We have that on the authority of at least two of the peoples’ most selfless representatives: Bernie Sanders (net worth, US$3 million) and Elizabeth Warren (net worth US$67 million). Also, Jon Stewart (net worth, US$120 million) should be mentioned for his star performance in grilling ex-Treasury Secretary Larry Summers. All of them believe their own salaries and profits are merely reflections of their worth…they deserve the money. Amounts earned by corporate management and stockholders, on the other hand, are just evidence of ‘obscene greed’.
What troubles us is this:
Stewart, Sanders, and Warren are paid to act like fools, Albert Edwards is not. He’s a serious financial analyst. What’s gone wrong with him?
He must know that ‘capitalism’ is no ‘system’. It’s merely what happens when greedy people — consumers, workers and owners — work out whatever arrangements they can. It is infinitely adaptable. Workers and owners could agree to split whatever gains they get, for example, as we do with our sharecroppers. We provide the land, the tractors, the fuel, the fertiliser and the marketing…they provide the labour. We share the gains equally. Is that capitalism? Yes, of course it is.
Or a capitalist enterprise could perfectly well agree to pass part of its margins to shoppers — as some co-ops and consumer clubs do. That’s capitalism too. So, too, could a group of people get together and agree to live in tepees, to share wives and incomes, to make glass beads and sell them to tourists. That’s capitalism.
Capitalism doesn’t care how much things cost. It doesn’t care who works for whom…what they do…how they do it…or how they share the profits and losses. It only cares that, whatever they do, they do so voluntarily. That is really the only difference. Capitalism is win-win. Other ‘systems’ are win-lose, where one group uses its police power…or robbery…or treachery…to get what it wants.
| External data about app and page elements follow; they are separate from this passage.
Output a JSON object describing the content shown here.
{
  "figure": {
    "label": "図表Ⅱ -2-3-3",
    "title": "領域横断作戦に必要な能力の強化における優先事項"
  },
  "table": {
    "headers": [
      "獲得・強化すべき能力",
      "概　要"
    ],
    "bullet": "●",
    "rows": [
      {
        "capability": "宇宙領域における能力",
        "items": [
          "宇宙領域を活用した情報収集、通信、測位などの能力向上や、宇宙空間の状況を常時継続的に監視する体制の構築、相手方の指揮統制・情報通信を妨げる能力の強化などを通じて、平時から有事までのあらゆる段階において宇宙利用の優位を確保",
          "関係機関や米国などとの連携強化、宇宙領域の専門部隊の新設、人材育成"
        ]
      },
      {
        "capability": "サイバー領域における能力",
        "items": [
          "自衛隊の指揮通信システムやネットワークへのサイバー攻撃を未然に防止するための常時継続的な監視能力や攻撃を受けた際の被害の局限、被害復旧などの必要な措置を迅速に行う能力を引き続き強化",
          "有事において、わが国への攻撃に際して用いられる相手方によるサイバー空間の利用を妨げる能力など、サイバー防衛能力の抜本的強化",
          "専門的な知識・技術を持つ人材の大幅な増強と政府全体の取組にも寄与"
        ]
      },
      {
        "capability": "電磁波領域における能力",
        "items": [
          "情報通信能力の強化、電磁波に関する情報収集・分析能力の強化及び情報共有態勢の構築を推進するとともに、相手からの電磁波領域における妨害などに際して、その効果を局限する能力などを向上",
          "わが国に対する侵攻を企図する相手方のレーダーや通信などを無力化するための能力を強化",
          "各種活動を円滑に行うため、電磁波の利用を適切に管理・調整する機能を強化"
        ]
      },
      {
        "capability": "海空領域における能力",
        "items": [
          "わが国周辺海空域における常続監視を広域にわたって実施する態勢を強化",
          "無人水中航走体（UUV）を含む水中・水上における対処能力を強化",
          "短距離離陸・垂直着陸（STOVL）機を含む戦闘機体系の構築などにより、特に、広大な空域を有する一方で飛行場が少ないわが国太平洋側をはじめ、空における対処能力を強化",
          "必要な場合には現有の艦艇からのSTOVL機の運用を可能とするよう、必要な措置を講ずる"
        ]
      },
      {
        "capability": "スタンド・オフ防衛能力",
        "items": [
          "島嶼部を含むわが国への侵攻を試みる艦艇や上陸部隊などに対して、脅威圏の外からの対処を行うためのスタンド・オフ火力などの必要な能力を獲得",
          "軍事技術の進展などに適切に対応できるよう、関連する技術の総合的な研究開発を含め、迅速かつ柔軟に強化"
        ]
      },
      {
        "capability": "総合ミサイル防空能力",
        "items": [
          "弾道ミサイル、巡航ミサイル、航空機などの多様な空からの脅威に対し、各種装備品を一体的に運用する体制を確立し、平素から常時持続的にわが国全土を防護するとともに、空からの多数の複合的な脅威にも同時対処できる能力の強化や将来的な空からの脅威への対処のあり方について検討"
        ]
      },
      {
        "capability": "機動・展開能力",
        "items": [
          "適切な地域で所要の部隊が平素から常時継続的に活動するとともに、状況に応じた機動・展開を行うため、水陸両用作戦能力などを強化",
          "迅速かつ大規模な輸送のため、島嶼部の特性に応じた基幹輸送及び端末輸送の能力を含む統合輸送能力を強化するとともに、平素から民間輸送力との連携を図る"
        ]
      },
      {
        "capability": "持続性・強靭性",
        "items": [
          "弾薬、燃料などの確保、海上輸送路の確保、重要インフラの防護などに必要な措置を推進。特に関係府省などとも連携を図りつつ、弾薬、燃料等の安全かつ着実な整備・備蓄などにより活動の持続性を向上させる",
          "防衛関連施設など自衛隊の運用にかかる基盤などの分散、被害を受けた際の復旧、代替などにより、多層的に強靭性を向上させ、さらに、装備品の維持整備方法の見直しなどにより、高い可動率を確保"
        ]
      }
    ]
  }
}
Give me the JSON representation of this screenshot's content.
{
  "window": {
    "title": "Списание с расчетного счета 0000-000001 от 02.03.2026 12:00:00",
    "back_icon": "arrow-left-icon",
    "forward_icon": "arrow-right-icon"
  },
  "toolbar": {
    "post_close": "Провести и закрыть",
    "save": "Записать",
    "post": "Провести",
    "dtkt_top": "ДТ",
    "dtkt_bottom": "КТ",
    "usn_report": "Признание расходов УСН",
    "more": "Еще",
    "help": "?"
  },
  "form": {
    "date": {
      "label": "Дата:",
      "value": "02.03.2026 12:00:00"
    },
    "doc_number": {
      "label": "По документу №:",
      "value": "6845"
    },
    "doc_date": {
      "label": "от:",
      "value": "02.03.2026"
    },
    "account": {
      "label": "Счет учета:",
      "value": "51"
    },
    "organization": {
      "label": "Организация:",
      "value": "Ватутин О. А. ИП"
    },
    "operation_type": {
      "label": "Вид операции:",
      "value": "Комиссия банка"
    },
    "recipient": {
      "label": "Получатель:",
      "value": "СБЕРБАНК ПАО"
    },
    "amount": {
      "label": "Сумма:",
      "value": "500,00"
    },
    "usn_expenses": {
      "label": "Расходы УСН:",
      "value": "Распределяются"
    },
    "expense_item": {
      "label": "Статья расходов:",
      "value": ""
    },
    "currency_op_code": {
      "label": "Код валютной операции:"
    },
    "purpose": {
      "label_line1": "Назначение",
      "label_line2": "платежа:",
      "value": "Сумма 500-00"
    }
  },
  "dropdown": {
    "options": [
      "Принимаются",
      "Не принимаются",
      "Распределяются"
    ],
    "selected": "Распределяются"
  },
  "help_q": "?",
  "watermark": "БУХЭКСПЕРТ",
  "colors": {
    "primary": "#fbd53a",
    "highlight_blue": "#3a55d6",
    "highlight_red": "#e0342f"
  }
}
And what about ‘employee-owned’ businesses? They’re capitalist too. And we presume that since employees are not greedy, they must offer the best products at the lowest possible margins. No price gouging from them! So, it’s just a matter of time until they have competed away exorbitant corporate profits…charmed customers with their lower prices…and become the dominant form of business in the US, right?
Wrong. All small, family businesses are ‘employee owned’. Many large businesses are employee-owned too. And they’re just as greedy as everyone else. Because we’re all subject to the same emotions and compulsions — greed, power, ambition, fame, vanity — workers, investors, managers, politicians, opinion mongers…everyone.
And ‘capitalism’ is just a word used to describe what happens when people — with all the faults and foibles — are left alone to get the job done. They work out all sorts of different arrangements. Some work better than others. But the alternatives — statism, central planning, various forms of State-sponsored collectivism — all require the use of force. They give the ‘experts’ more power and money.
But ‘The People’ are always poorer. On Monday we’ll look at what really went wrong with ‘capitalism’.
For The Daily Reckoning Australia